Better surgical results for spinal cord injury seen within 24 hours
US researchers have proved that surgery performed within 24 hours of a traumatic spinal cord injury
gives patients more chance of recovery.
Rapid procedure causes less neural tissue destruction and improves patients' clinical outcomes, argues Dr Alexander Vaccaro of Thomas Jefferson University.
"This practice-changing study is the first to show that the timing of surgery after traumatic spinal cord injury (SCI)
matters," Dr Vaccaro said.
Of the 313 patients studied, 182 had surgery less than 24 hours after traumatic spinal cord injury, with 131 undergoing procedures at or after 24 hours post-SCI.
With all patients neurologically assessed within 24 hours of injury, improvement for the 2 groups was determined by change in the American Spinal Injury Association Impairment Scale (AIS)
. After surgery, a 2-grade improvement in AIS scores was associated with better neurologic outcomes.
Monitoring continued on 222 subjects for 6 months following the procedures.
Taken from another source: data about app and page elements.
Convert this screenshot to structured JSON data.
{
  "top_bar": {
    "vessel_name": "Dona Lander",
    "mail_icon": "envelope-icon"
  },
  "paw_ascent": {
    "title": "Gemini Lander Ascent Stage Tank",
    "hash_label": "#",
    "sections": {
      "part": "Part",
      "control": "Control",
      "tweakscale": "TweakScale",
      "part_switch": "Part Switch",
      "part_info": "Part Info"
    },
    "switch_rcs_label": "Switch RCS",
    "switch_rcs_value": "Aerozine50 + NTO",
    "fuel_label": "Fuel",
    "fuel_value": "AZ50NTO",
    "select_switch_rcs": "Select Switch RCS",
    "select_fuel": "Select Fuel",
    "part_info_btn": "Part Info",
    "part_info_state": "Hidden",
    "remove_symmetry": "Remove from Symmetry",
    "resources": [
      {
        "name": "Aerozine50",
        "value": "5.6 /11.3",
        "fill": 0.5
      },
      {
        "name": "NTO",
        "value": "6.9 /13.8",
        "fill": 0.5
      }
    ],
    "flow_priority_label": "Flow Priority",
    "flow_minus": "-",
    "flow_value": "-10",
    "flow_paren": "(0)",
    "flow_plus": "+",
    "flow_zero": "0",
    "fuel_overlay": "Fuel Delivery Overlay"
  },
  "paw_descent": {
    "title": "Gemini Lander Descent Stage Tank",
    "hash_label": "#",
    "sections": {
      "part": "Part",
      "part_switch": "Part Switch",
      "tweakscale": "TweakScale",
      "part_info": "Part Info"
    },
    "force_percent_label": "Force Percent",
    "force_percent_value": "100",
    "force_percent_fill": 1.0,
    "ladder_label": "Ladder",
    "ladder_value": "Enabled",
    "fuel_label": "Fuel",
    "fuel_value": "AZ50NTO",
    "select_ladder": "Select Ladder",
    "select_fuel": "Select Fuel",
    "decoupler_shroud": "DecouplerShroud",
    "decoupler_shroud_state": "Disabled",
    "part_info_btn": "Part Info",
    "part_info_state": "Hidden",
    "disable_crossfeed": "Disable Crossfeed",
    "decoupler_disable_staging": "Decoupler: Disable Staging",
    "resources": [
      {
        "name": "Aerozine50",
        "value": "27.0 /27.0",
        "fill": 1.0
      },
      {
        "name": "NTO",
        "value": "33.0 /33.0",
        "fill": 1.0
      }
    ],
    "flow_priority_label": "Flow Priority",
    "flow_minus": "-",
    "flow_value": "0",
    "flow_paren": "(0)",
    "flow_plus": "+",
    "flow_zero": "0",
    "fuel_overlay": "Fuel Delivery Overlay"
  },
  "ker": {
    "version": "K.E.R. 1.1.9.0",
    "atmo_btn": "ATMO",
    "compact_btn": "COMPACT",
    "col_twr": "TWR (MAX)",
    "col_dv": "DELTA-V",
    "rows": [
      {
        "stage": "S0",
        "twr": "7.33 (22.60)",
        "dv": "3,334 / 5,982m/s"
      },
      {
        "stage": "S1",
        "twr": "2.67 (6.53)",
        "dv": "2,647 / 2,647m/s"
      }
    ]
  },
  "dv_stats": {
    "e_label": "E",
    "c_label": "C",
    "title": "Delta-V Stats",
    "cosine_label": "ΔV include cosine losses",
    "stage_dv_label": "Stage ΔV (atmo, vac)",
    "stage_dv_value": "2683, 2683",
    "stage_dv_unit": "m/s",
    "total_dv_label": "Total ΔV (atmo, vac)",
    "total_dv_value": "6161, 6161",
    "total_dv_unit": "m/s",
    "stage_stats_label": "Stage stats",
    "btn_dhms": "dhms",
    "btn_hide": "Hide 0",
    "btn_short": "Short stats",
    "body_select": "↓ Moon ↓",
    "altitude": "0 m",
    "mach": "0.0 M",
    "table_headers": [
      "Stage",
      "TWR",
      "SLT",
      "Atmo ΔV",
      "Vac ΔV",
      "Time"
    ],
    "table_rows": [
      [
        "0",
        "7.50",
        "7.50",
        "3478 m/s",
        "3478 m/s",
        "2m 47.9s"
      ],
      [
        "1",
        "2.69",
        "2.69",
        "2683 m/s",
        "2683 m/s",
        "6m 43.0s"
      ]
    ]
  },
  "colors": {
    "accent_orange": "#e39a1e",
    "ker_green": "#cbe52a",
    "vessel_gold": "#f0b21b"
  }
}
In the group receiving surgery less than 24 hours post-injury, 42.7% did not improve, 36.6% had a 1-grade improvement, 16.8% improved by 2 grades and 3.1% were better by 3 grades.
By comparison, the later surgery group showed no improvement for 50%, while 40.7 percent had a 1-grade improvement and 8.8 percent improved by 2 grades.
Dr Vaccaro noted that if surgery is performed within a day of a spinal cord injury, the odds of neurologic status being substantially bettered is 2.8 times higher
"This can be the difference between walking and not for the rest of one's life," he said. "Previous research has been inconclusive on the issue, with the common thought among most surgeons that you can wait up to 5 days post-injury and have the same outcomes. We should not practice that way anymore armed with this new information."